**Task item**
Each line that has the string "Réglage" must be copied from the records below.

******

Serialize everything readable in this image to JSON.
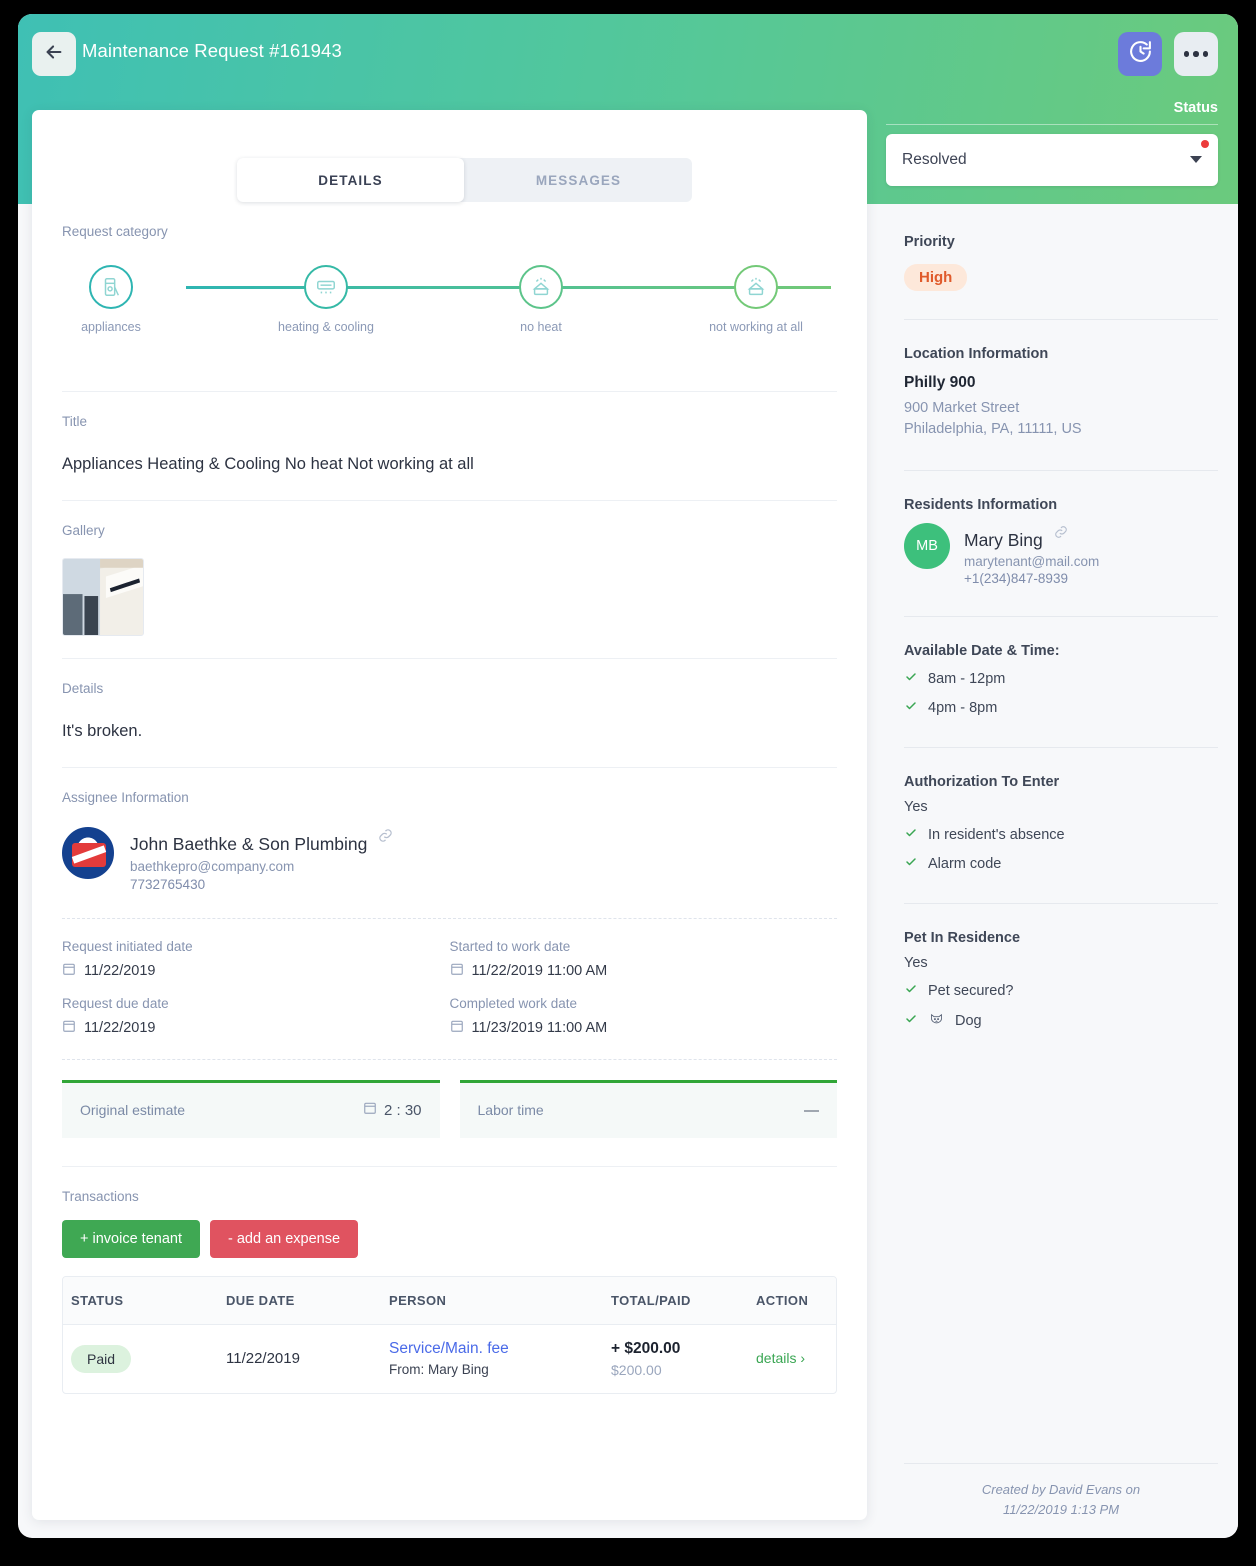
{
  "header": {
    "title": "Maintenance Request #161943",
    "back_icon": "arrow-left-icon",
    "history_icon": "history-clock-icon",
    "more_icon": "ellipsis-icon",
    "status_label": "Status",
    "status_value": "Resolved",
    "has_unsaved_dot": true,
    "gradient_from": "#3fc0b4",
    "gradient_to": "#6bca7d"
  },
  "tabs": [
    {
      "label": "DETAILS",
      "active": true
    },
    {
      "label": "MESSAGES",
      "active": false
    }
  ],
  "details": {
    "category_label": "Request category",
    "steps": [
      {
        "label": "appliances",
        "icon": "appliance-icon",
        "color": "#2eb5b2"
      },
      {
        "label": "heating & cooling",
        "icon": "ac-unit-icon",
        "color": "#35b9a6"
      },
      {
        "label": "no heat",
        "icon": "heat-off-icon",
        "color": "#5cc48a"
      },
      {
        "label": "not working at all",
        "icon": "heat-off-icon",
        "color": "#73c977"
      }
    ],
    "title_label": "Title",
    "title_value": "Appliances Heating & Cooling No heat Not working at all",
    "gallery_label": "Gallery",
    "gallery_count": 1,
    "details_label": "Details",
    "details_value": "It's broken.",
    "assignee_label": "Assignee Information",
    "assignee": {
      "name": "John Baethke & Son Plumbing",
      "email": "baethkepro@company.com",
      "phone": "7732765430",
      "logo": "plumbing-company-logo"
    },
    "dates": [
      {
        "label": "Request initiated date",
        "value": "11/22/2019"
      },
      {
        "label": "Started to work date",
        "value": "11/22/2019 11:00 AM"
      },
      {
        "label": "Request due date",
        "value": "11/22/2019"
      },
      {
        "label": "Completed work date",
        "value": "11/23/2019 11:00 AM"
      }
    ],
    "estimates": [
      {
        "label": "Original estimate",
        "value": "2 : 30",
        "has_icon": true
      },
      {
        "label": "Labor time",
        "value": "—",
        "has_icon": false
      }
    ]
  },
  "transactions": {
    "label": "Transactions",
    "invoice_button": "+ invoice tenant",
    "expense_button": "- add an expense",
    "columns": [
      "STATUS",
      "DUE DATE",
      "PERSON",
      "TOTAL/PAID",
      "ACTION"
    ],
    "rows": [
      {
        "status": "Paid",
        "due_date": "11/22/2019",
        "person": "Service/Main. fee",
        "person_from": "From: Mary Bing",
        "total": "+ $200.00",
        "paid": "$200.00",
        "action": "details ›"
      }
    ]
  },
  "sidebar": {
    "priority_label": "Priority",
    "priority_value": "High",
    "location_label": "Location Information",
    "location_name": "Philly 900",
    "location_street": "900 Market Street",
    "location_city": "Philadelphia, PA, 11111, US",
    "residents_label": "Residents Information",
    "resident": {
      "initials": "MB",
      "name": "Mary Bing",
      "email": "marytenant@mail.com",
      "phone": "+1(234)847-8939"
    },
    "available_label": "Available Date & Time:",
    "available_slots": [
      "8am - 12pm",
      "4pm - 8pm"
    ],
    "auth_label": "Authorization To Enter",
    "auth_value": "Yes",
    "auth_items": [
      "In resident's absence",
      "Alarm code"
    ],
    "pet_label": "Pet In Residence",
    "pet_value": "Yes",
    "pet_items": [
      "Pet secured?",
      "Dog"
    ],
    "created_line1": "Created by David Evans on",
    "created_line2": "11/22/2019 1:13 PM"
  }
}
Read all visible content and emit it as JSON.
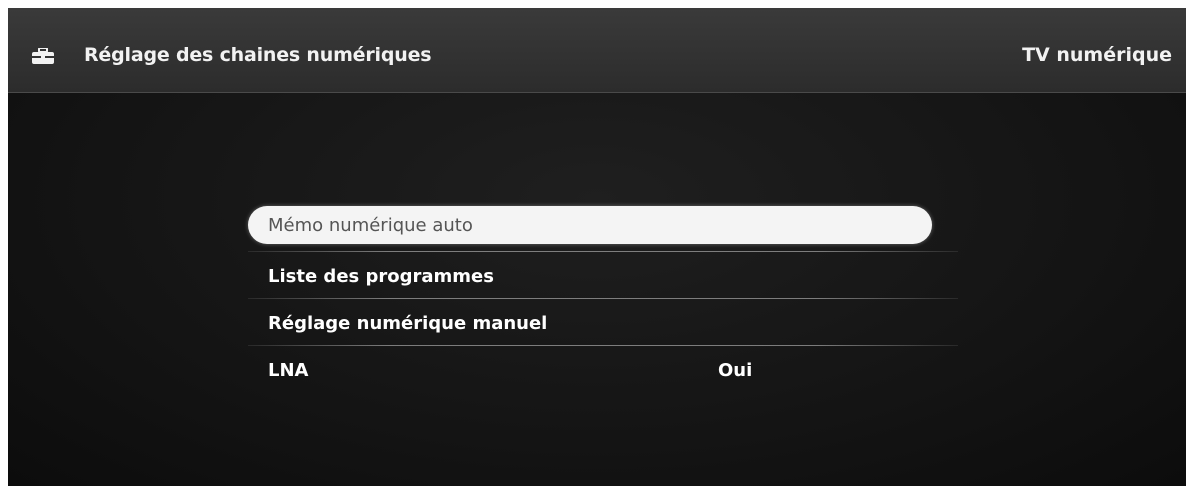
{
  "header": {
    "icon": "toolbox-icon",
    "title": "Réglage des chaines numériques",
    "source": "TV numérique"
  },
  "menu": {
    "items": [
      {
        "label": "Mémo numérique auto",
        "value": "",
        "selected": true
      },
      {
        "label": "Liste des programmes",
        "value": "",
        "selected": false
      },
      {
        "label": "Réglage numérique manuel",
        "value": "",
        "selected": false
      },
      {
        "label": "LNA",
        "value": "Oui",
        "selected": false
      }
    ]
  }
}
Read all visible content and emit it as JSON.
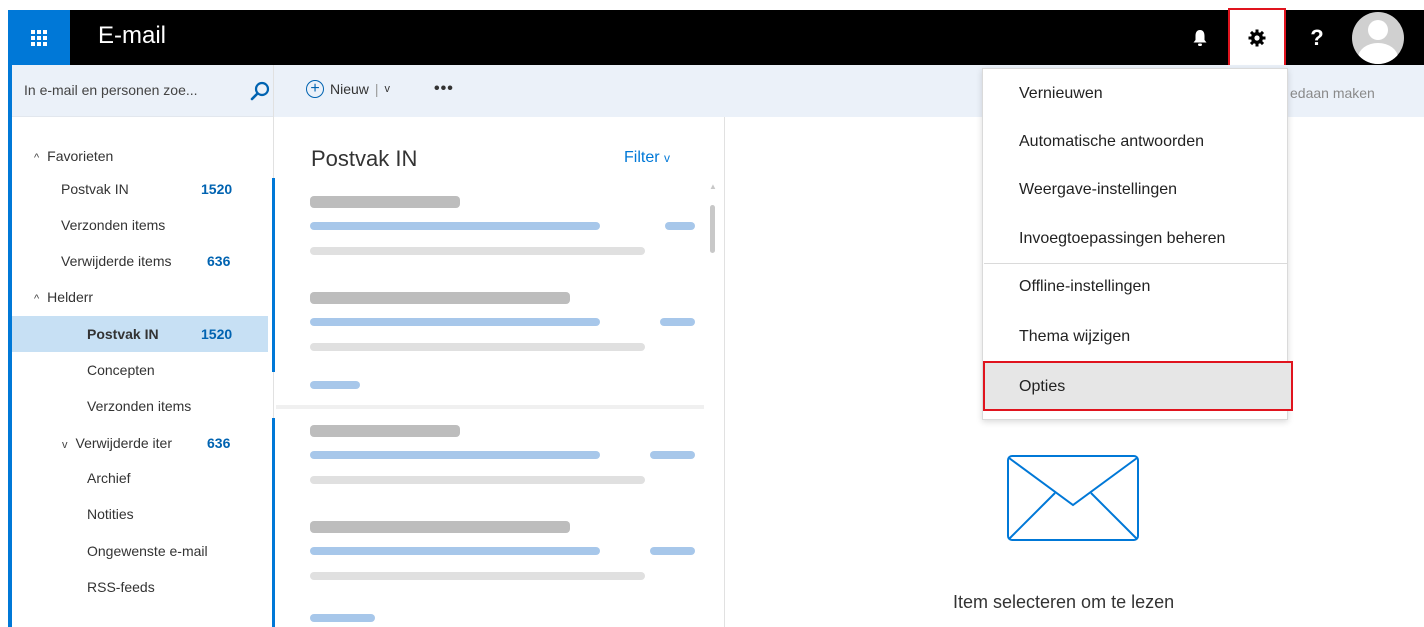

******

**Answer to the exercise**
    "title": "Réglage des chaines numériques",
        "label": "Réglage numérique manuel",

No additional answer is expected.